Data to use:
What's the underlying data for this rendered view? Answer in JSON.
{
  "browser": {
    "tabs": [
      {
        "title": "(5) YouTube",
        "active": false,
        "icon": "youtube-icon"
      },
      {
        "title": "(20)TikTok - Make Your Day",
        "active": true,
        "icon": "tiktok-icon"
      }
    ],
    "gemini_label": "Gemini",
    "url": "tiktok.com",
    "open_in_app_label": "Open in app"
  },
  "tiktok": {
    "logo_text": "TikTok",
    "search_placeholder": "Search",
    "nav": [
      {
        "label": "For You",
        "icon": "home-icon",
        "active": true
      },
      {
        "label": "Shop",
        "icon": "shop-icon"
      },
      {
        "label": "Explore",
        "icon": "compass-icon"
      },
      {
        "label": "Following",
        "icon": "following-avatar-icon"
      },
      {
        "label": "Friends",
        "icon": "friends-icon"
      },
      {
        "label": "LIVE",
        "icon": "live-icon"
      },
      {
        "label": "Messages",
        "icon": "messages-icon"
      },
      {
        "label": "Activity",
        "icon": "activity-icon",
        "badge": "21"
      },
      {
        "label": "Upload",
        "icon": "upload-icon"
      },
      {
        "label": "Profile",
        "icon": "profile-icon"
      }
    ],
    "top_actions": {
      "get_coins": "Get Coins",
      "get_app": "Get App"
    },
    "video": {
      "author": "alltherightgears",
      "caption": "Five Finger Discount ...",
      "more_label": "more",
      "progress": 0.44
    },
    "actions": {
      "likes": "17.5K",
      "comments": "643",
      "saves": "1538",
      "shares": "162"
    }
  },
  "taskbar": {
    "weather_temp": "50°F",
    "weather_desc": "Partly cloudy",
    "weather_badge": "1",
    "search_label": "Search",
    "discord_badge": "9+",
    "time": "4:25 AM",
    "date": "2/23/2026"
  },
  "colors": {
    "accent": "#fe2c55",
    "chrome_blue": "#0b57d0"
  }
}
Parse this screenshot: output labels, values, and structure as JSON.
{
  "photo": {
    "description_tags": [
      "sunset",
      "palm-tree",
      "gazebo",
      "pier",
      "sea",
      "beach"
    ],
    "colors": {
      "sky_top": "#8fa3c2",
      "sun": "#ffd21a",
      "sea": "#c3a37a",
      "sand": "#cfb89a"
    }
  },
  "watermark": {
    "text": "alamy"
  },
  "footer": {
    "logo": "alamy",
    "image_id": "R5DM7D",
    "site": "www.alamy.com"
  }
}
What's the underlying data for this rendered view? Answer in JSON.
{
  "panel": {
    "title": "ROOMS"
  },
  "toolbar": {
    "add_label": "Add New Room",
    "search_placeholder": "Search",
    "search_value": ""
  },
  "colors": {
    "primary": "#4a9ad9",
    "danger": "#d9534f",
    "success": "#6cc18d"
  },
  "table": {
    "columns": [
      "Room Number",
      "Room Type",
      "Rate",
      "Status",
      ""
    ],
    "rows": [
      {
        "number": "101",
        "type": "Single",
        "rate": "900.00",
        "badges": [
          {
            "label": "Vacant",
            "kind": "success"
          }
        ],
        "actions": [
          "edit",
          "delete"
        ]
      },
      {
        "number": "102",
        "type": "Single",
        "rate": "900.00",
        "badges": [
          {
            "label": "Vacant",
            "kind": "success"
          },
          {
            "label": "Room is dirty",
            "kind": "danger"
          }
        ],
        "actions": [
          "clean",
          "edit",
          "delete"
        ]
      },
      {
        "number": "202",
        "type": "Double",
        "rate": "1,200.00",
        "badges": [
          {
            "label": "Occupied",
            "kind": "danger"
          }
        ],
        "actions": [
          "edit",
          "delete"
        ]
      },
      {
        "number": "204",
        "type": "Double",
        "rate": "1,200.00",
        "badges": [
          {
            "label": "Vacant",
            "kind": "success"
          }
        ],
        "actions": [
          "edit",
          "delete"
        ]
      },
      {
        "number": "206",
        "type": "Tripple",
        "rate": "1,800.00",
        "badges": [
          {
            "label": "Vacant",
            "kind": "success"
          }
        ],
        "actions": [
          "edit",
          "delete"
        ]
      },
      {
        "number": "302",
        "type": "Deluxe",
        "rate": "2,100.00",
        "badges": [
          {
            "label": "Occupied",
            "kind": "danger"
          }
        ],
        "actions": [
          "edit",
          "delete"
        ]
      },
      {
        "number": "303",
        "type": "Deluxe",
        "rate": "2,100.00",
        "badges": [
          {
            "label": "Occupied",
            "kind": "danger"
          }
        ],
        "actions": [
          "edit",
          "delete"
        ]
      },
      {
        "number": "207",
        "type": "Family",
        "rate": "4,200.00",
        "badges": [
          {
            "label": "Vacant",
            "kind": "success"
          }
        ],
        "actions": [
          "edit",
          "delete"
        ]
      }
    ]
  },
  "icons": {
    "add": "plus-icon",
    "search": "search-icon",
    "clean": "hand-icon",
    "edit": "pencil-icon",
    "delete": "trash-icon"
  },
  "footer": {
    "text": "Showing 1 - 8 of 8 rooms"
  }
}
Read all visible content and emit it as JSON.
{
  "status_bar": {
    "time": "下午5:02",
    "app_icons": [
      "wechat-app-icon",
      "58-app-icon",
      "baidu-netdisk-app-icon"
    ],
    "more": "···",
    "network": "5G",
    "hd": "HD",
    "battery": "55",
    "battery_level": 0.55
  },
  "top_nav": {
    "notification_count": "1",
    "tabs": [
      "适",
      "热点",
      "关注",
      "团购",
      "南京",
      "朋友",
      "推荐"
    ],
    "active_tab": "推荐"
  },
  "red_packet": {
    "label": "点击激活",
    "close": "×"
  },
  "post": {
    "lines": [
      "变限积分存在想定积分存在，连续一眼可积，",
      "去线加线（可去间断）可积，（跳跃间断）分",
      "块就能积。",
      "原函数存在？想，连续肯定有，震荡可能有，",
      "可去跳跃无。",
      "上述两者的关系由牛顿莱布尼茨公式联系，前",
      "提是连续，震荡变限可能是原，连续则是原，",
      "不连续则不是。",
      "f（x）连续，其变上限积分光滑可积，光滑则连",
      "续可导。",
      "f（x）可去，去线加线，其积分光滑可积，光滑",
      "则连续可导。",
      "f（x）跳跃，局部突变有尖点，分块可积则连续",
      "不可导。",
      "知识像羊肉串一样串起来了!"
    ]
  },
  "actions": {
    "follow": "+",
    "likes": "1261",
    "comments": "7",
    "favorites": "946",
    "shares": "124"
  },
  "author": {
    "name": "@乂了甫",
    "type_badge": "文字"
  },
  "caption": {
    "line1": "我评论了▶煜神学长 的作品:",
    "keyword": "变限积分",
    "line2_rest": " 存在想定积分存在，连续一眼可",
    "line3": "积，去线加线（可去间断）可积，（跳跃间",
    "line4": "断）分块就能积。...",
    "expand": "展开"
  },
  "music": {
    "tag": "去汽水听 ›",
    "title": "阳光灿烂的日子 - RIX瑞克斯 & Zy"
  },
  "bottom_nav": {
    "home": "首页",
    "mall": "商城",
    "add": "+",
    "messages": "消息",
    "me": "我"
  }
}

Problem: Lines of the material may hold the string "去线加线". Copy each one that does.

Solution for this exercise:
      "去线加线（可去间断）可积，（跳跃间断）分",
      "f（x）可去，去线加线，其积分光滑可积，光滑",
    "line3": "积，去线加线（可去间断）可积，（跳跃间",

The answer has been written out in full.